America's motives for intervening in Syria, as they were in World War II, might be a mix of humanitarian ideals and selfish agendas, but that does not mean that we should shy away from our responsibility to others or to ourselves.
The recent wars in Afghanistan and in Iraq have proven to be ideal breeding grounds for potential terrorism candidates and ideal recruiting grounds for the Islamists. Therefore there are good reasons to believe the trend will continue with Syria.
Syria today is Afghanistan circa 1998. We don't need a crystal ball to see how it will end up if left to its own fate. If, or rather when this war explodes and threatens the regional balance of power, the West will recalculate its current standing of staying on the sidelines.
As the Obama administration contemplates its next moves in Syria, a decision that is now more pressing with Israel twice bombing Syria in the past week, U.S. credibility hangs in the balance.
Americans today debate possible new interventions, withdrawals, disputes over what does and does not constitute a "red line," and other applications of power abroad in light of enormous geopolitical changes and challenges. Let the debate consider the long history of cautious realism.
President Obama is right to have declared a red line on the Assad regime's use or movement of chemical weapons in Syria. The ban on the use and posses...
Having once misled the public during the year prior to the invasion of Iraq, the media appear to be reprising that role in order to lend an air of inevitability to potential U.S. military intervention in Syria. Exhibit A is the appearance of Christiane Amanpour on The Daily Show.
You have to assume that by continuing to pursue the Benghazi "scandal" story, the GOP is trying to imply that Obama is "soft on terrorism," when in fact he has done more to destroy the al Qaeda terrorist network than the neo-cons who surrounded Bush could have dreamed.
When strong majorities hold opinions opposing military intervention in Syria there is something other than isolationism going on.

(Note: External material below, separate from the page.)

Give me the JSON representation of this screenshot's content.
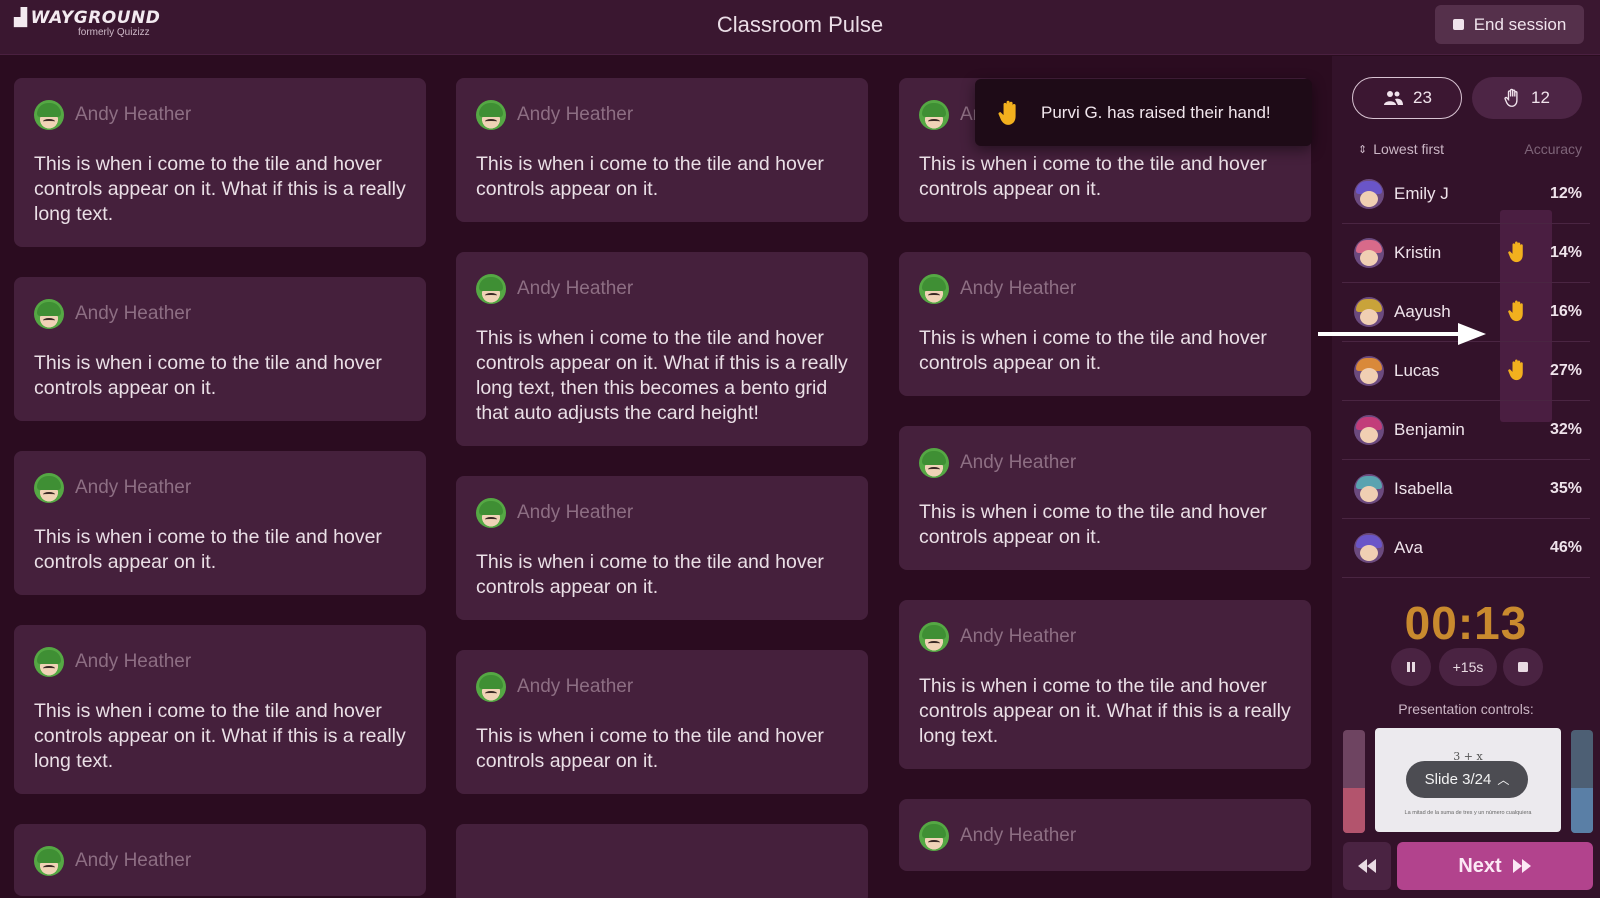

Keller concludes: "Whatever we decide, getting Syria right starts with getting over Iraq." Then we can get over Syria -- with Iran? Remember when Iraq was supposed to help us "get over" Vietnam?

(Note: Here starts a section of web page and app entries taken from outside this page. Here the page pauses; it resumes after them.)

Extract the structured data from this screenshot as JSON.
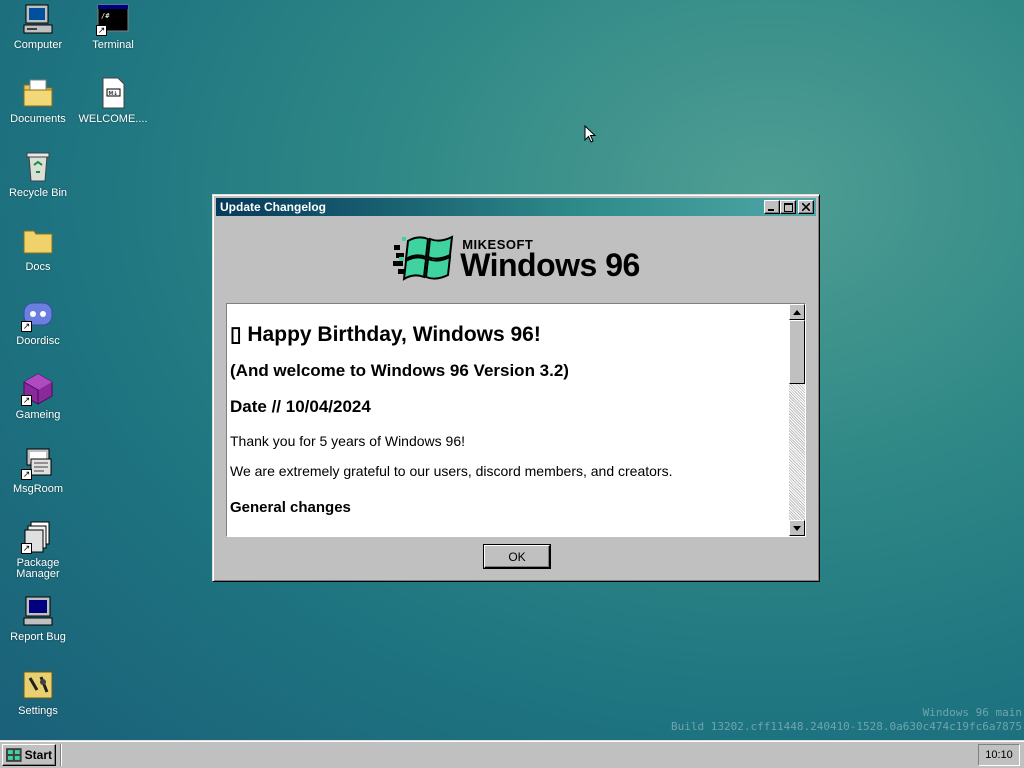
{
  "desktop": {
    "icons": [
      {
        "label": "Computer",
        "icon": "computer-icon",
        "shortcut": false
      },
      {
        "label": "Terminal",
        "icon": "terminal-icon",
        "shortcut": true
      },
      {
        "label": "Documents",
        "icon": "documents-folder-icon",
        "shortcut": false
      },
      {
        "label": "WELCOME....",
        "icon": "markdown-file-icon",
        "shortcut": false
      },
      {
        "label": "Recycle Bin",
        "icon": "recycle-bin-icon",
        "shortcut": false
      },
      {
        "label": "Docs",
        "icon": "folder-icon",
        "shortcut": false
      },
      {
        "label": "Doordisc",
        "icon": "doordisc-icon",
        "shortcut": true
      },
      {
        "label": "Gameing",
        "icon": "gameing-icon",
        "shortcut": true
      },
      {
        "label": "MsgRoom",
        "icon": "msgroom-icon",
        "shortcut": true
      },
      {
        "label": "Package Manager",
        "icon": "package-manager-icon",
        "shortcut": true
      },
      {
        "label": "Report Bug",
        "icon": "report-bug-icon",
        "shortcut": false
      },
      {
        "label": "Settings",
        "icon": "settings-icon",
        "shortcut": false
      }
    ],
    "watermark_line1": "Windows 96 main",
    "watermark_line2": "Build 13202.cff11448.240410-1528.0a630c474c19fc6a7875"
  },
  "window": {
    "title": "Update Changelog",
    "logo_small": "MIKESOFT",
    "logo_big": "Windows 96",
    "heading": "▯ Happy Birthday, Windows 96!",
    "subheading": "(And welcome to Windows 96 Version 3.2)",
    "date": "Date // 10/04/2024",
    "para1": "Thank you for 5 years of Windows 96!",
    "para2": "We are extremely grateful to our users, discord members, and creators.",
    "section1": "General changes",
    "ok_label": "OK",
    "colors": {
      "titlebar_start": "#063a5a",
      "titlebar_end": "#4fa7a7",
      "logo_green": "#3fd3a0"
    }
  },
  "taskbar": {
    "start_label": "Start",
    "clock": "10:10"
  }
}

There has been mounting criticism of the Obama administration for setting a line in the sand on Syria -- the movement or use of chemical weapons -- and then apparently failing to act out on its promise. The criticism has come in two varieties.
In April, Obama's numbers returned to a normal level, after experiencing a very short post-election "honeymoon period" with the public which bounced his numbers up to a peak, and then bounced them right back down again.

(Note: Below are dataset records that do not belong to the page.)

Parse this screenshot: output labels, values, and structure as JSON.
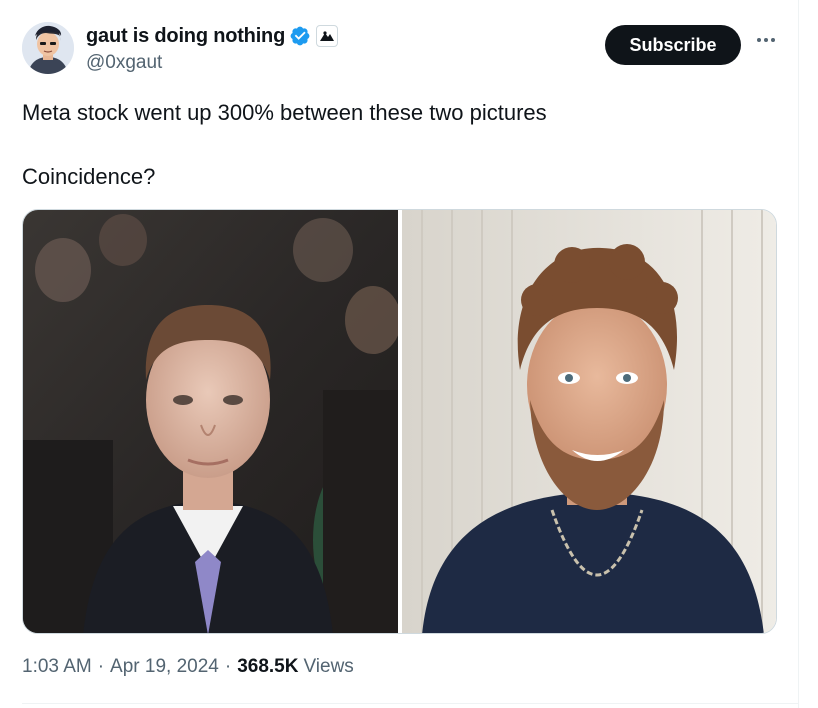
{
  "author": {
    "display_name": "gaut is doing nothing",
    "handle": "@0xgaut",
    "avatar": "cartoon-avatar",
    "verified_icon": "verified-badge-icon",
    "affiliation_icon": "affiliate-badge-icon"
  },
  "actions": {
    "subscribe_label": "Subscribe",
    "more_icon": "more-options-icon"
  },
  "tweet": {
    "line1": "Meta stock went up 300% between these two pictures",
    "line2": "Coincidence?"
  },
  "media": {
    "left_image": "photo-man-in-suit-at-hearing",
    "right_image": "photo-curly-haired-man-with-beard-and-chain"
  },
  "meta": {
    "time": "1:03 AM",
    "date": "Apr 19, 2024",
    "views_count": "368.5K",
    "views_label": "Views"
  },
  "colors": {
    "accent": "#1d9bf0",
    "text": "#0f1419",
    "secondary_text": "#536471",
    "button_bg": "#0f1419"
  }
}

While trying to flee from rockets and bullets, millions of Syrians have also been displaced and civilians are suffering from acute shortages of food, water, and medicine
There is no compelling national interest that requires American intervention in Syria's civil war. In fact, such an intervention would be a strategic error.
By attacking Syrian military targets, Israel has finally (if inadvertently) taken the conflict in the region to where it belongs -- to the doorstep of Assad's corrupt and bloody regime.
Doing nothing is actually doing something and that is sending the message that the rallying cry against genocide -- never again -- is a redline that can be crossed.